Each year, European governments spend €1.8 trillion buying goods and services. Imagine what the world would look like if all these goods and services were produced and used, at low—or zero—greenhouse gas emission levels?
Governments can play a decisive role in this through their spending. They can influence companies’ supply chains, set sustainability standards and encourage heavy industry to cut emissions.
But although green public procurement is an effective way to fight climate change and is often talked about as a key solution, it is not standard practice in many EU countries. Our new partner The Dutch Foundation for Climate friendly Procurement and Business (SKAO) can change this.
CO2 Performance Ladder
SKAO has developed the CO2 Performance Ladder to help governments reduce their greenhouse gas emissions, and those of companies and their supply chains, when they buy goods and services.
The CO2 Performance Ladder is a practical and powerful tool.
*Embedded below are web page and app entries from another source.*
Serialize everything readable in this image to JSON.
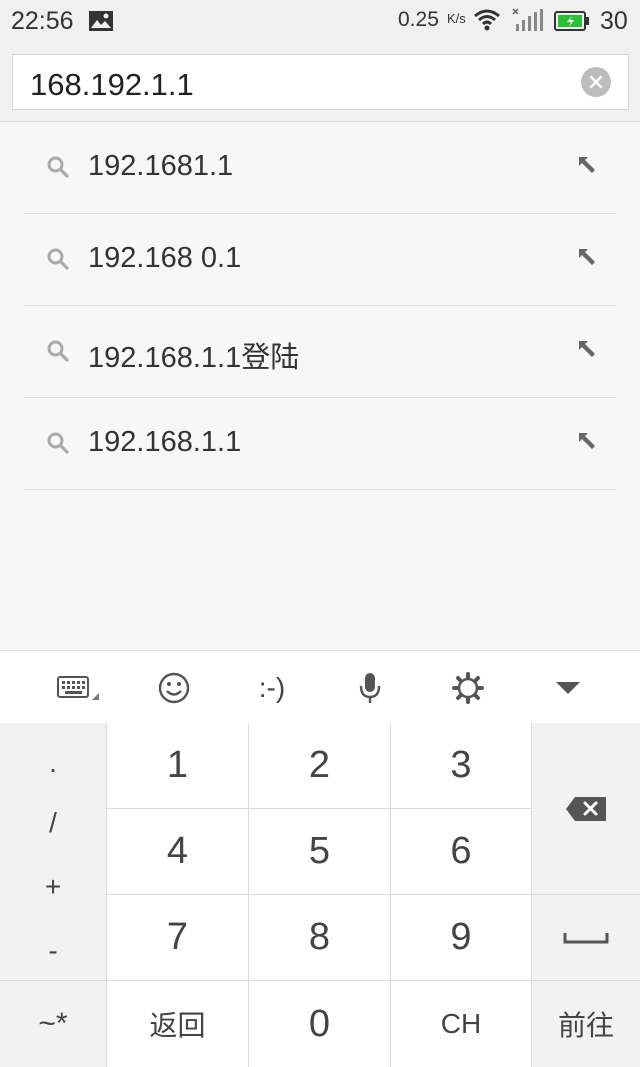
{
  "status_bar": {
    "time": "22:56",
    "speed": "0.25",
    "speed_unit": "K/s",
    "battery": "30",
    "icons": [
      "image-icon",
      "wifi-icon",
      "signal-icon",
      "battery-icon"
    ]
  },
  "address_bar": {
    "value": "168.192.1.1"
  },
  "suggestions": [
    {
      "text": "192.1681.1"
    },
    {
      "text": "192.168 0.1"
    },
    {
      "text": "192.168.1.1登陆"
    },
    {
      "text": "192.168.1.1"
    }
  ],
  "keyboard_toolbar": {
    "items": [
      "keyboard-icon",
      "emoji-icon",
      "emoticon",
      "microphone-icon",
      "settings-icon",
      "collapse-icon"
    ],
    "emoticon_label": ":-)"
  },
  "keypad": {
    "symbols": [
      ".",
      "/",
      "+",
      "-"
    ],
    "digits": [
      "1",
      "2",
      "3",
      "4",
      "5",
      "6",
      "7",
      "8",
      "9"
    ],
    "bottom_left": "~*",
    "back_label": "返回",
    "zero": "0",
    "lang_label": "CH",
    "go_label": "前往",
    "colors": {
      "key_bg": "#ffffff",
      "side_key_bg": "#f2f2f2",
      "battery_green": "#2bbf3a"
    }
  }
}
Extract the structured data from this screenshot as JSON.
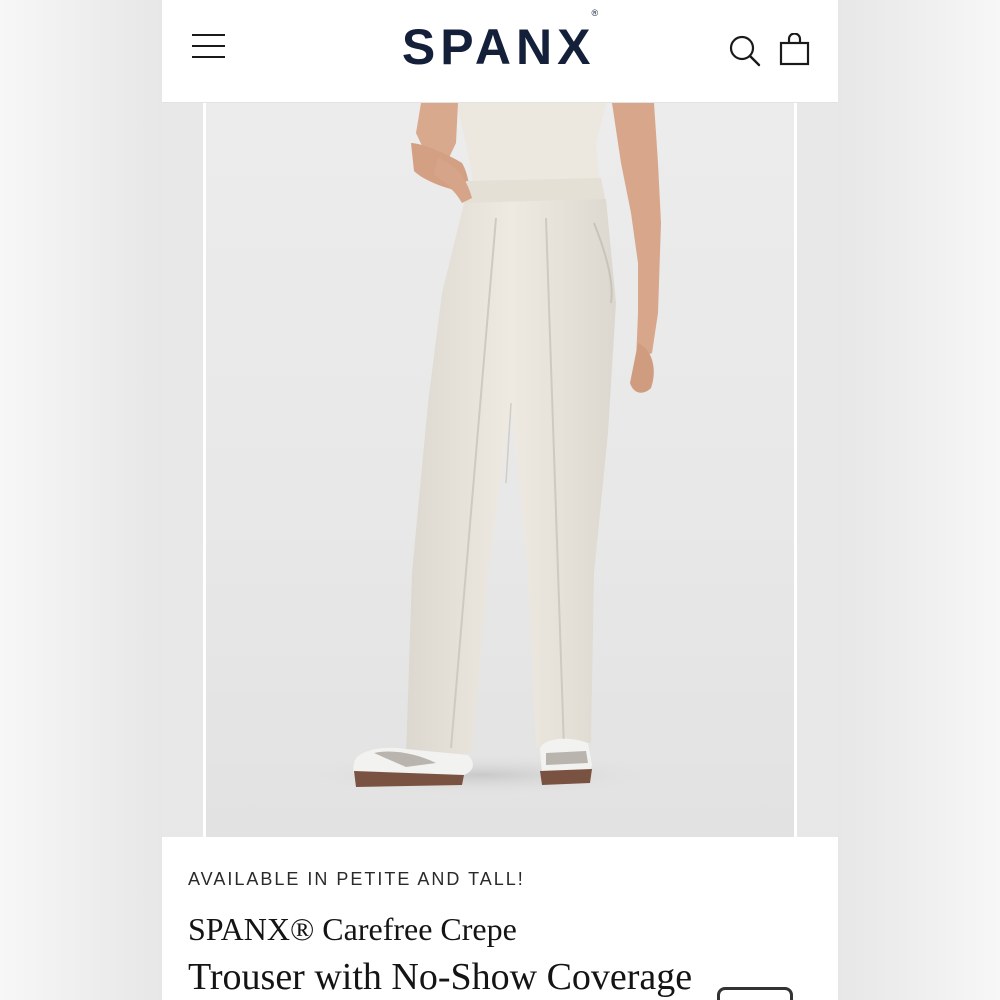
{
  "header": {
    "brand": "SPANX",
    "brand_mark": "®",
    "menu_icon": "hamburger-menu-icon",
    "search_icon": "search-icon",
    "cart_icon": "shopping-bag-icon"
  },
  "gallery": {
    "image_subject": "model wearing cream wide-leg trousers and white sneakers"
  },
  "product": {
    "availability_label": "AVAILABLE IN PETITE AND TALL!",
    "title_line1": "SPANX® Carefree Crepe",
    "title_line2": "Trouser with No-Show Coverage"
  },
  "colors": {
    "brand_navy": "#14203a",
    "trouser_cream": "#e9e5dc"
  }
}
It uses the power of green procurement to reduce carbon emissions of governments, companies, supply chains and heavy industries. It does this by giving companies a financial advantage in tendering processes if they commit to reducing emissions.
The greater the company’s level of green ambition, the greater the advantage they receive.
For the last 10 years, the CO2 Performance Ladder has been responsible for a significant reduction of greenhouse gas emissions by companies and governments in the Netherlands and a promising pilot in Belgium is running. SKAO and partner International Institute for Sustainable Development (IISD) will now perform a feasibility study to identify other European countries where the likelihood of successfully rolling out this Dutch best practice is highest. You can find more in this helpful video.
“We’re happy to support SKAO’s CO2 Performance Ladder,” says Edgar van de Brug, Programme Manager Climate Action, from the IKEA Foundation. “Buying goods and services from companies that meet strict emissions standards will help governments move closer to their Paris Agreement targets.
“It’s a way for governments to use their spending power to bring about a green revolution in companies and their supply chains and the products they produce.”